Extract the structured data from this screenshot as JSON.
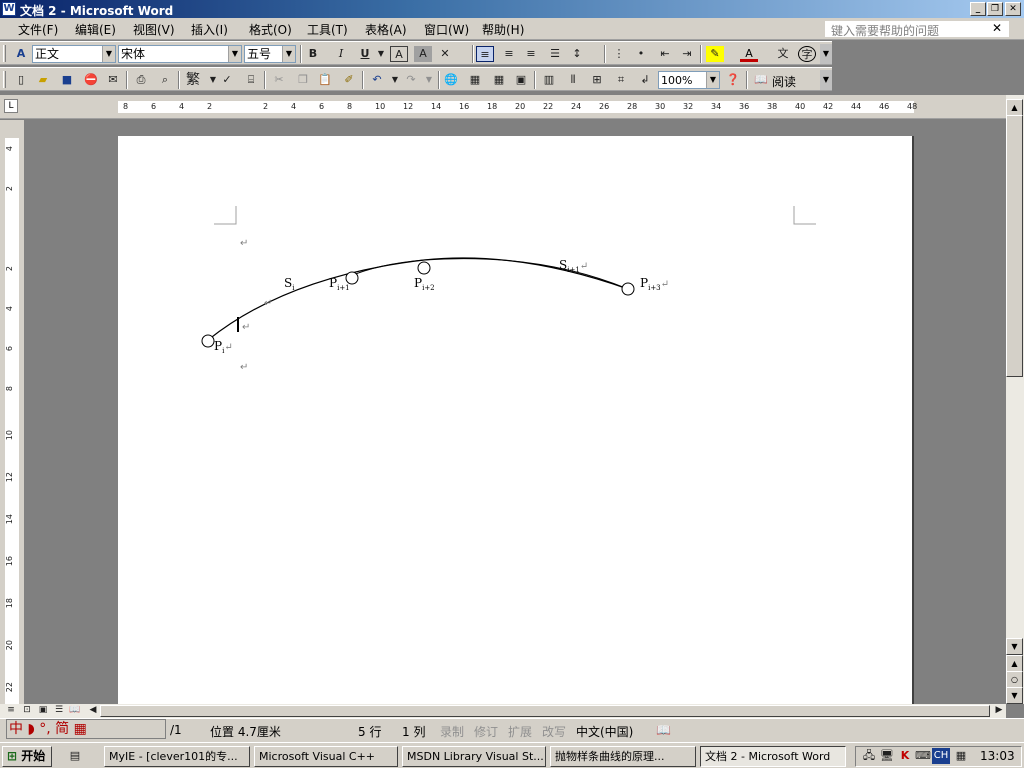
{
  "window": {
    "title": "文档 2 - Microsoft Word"
  },
  "menu": {
    "items": [
      "文件(F)",
      "编辑(E)",
      "视图(V)",
      "插入(I)",
      "格式(O)",
      "工具(T)",
      "表格(A)",
      "窗口(W)",
      "帮助(H)"
    ],
    "help_placeholder": "键入需要帮助的问题"
  },
  "format_toolbar": {
    "style": "正文",
    "font": "宋体",
    "size": "五号",
    "bold": "B",
    "italic": "I",
    "underline": "U"
  },
  "std_toolbar": {
    "zoom": "100%",
    "read": "阅读",
    "trad": "繁"
  },
  "ruler": {
    "h_ticks": [
      "8",
      "6",
      "4",
      "2",
      "2",
      "4",
      "6",
      "8",
      "10",
      "12",
      "14",
      "16",
      "18",
      "20",
      "22",
      "24",
      "26",
      "28",
      "30",
      "32",
      "34",
      "36",
      "38",
      "40",
      "42",
      "44",
      "46",
      "48"
    ],
    "v_ticks": [
      "4",
      "2",
      "2",
      "4",
      "6",
      "8",
      "10",
      "12",
      "14",
      "16",
      "18",
      "20",
      "22"
    ]
  },
  "document": {
    "labels": {
      "pi": "P",
      "pi_sub": "i",
      "pi1": "P",
      "pi1_sub": "i+1",
      "pi2": "P",
      "pi2_sub": "i+2",
      "pi3": "P",
      "pi3_sub": "i+3",
      "si": "S",
      "si_sub": "i",
      "si1": "S",
      "si1_sub": "i+1"
    },
    "para_mark": "↵"
  },
  "status": {
    "page": "/1",
    "position": "位置 4.7厘米",
    "line": "5 行",
    "col": "1 列",
    "rec": "录制",
    "trk": "修订",
    "ext": "扩展",
    "ovr": "改写",
    "lang": "中文(中国)"
  },
  "ime": {
    "text": "中 ◗ °, 简 ▦"
  },
  "taskbar": {
    "start": "开始",
    "tasks": [
      "MyIE - [clever101的专...",
      "Microsoft Visual C++",
      "MSDN Library Visual St...",
      "抛物样条曲线的原理...",
      "文档 2 - Microsoft Word"
    ],
    "clock": "13:03",
    "tray_lang": "CH"
  }
}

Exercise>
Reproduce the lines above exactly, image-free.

Worked solution>
Extract the structured data from this screenshot as JSON.
{
  "window": {
    "title": "文档 2 - Microsoft Word"
  },
  "menu": {
    "items": [
      "文件(F)",
      "编辑(E)",
      "视图(V)",
      "插入(I)",
      "格式(O)",
      "工具(T)",
      "表格(A)",
      "窗口(W)",
      "帮助(H)"
    ],
    "help_placeholder": "键入需要帮助的问题"
  },
  "format_toolbar": {
    "style": "正文",
    "font": "宋体",
    "size": "五号",
    "bold": "B",
    "italic": "I",
    "underline": "U"
  },
  "std_toolbar": {
    "zoom": "100%",
    "read": "阅读",
    "trad": "繁"
  },
  "ruler": {
    "h_ticks": [
      "8",
      "6",
      "4",
      "2",
      "2",
      "4",
      "6",
      "8",
      "10",
      "12",
      "14",
      "16",
      "18",
      "20",
      "22",
      "24",
      "26",
      "28",
      "30",
      "32",
      "34",
      "36",
      "38",
      "40",
      "42",
      "44",
      "46",
      "48"
    ],
    "v_ticks": [
      "4",
      "2",
      "2",
      "4",
      "6",
      "8",
      "10",
      "12",
      "14",
      "16",
      "18",
      "20",
      "22"
    ]
  },
  "document": {
    "labels": {
      "pi": "P",
      "pi_sub": "i",
      "pi1": "P",
      "pi1_sub": "i+1",
      "pi2": "P",
      "pi2_sub": "i+2",
      "pi3": "P",
      "pi3_sub": "i+3",
      "si": "S",
      "si_sub": "i",
      "si1": "S",
      "si1_sub": "i+1"
    },
    "para_mark": "↵"
  },
  "status": {
    "page": "/1",
    "position": "位置 4.7厘米",
    "line": "5 行",
    "col": "1 列",
    "rec": "录制",
    "trk": "修订",
    "ext": "扩展",
    "ovr": "改写",
    "lang": "中文(中国)"
  },
  "ime": {
    "text": "中 ◗ °, 简 ▦"
  },
  "taskbar": {
    "start": "开始",
    "tasks": [
      "MyIE - [clever101的专...",
      "Microsoft Visual C++",
      "MSDN Library Visual St...",
      "抛物样条曲线的原理...",
      "文档 2 - Microsoft Word"
    ],
    "clock": "13:03",
    "tray_lang": "CH"
  }
}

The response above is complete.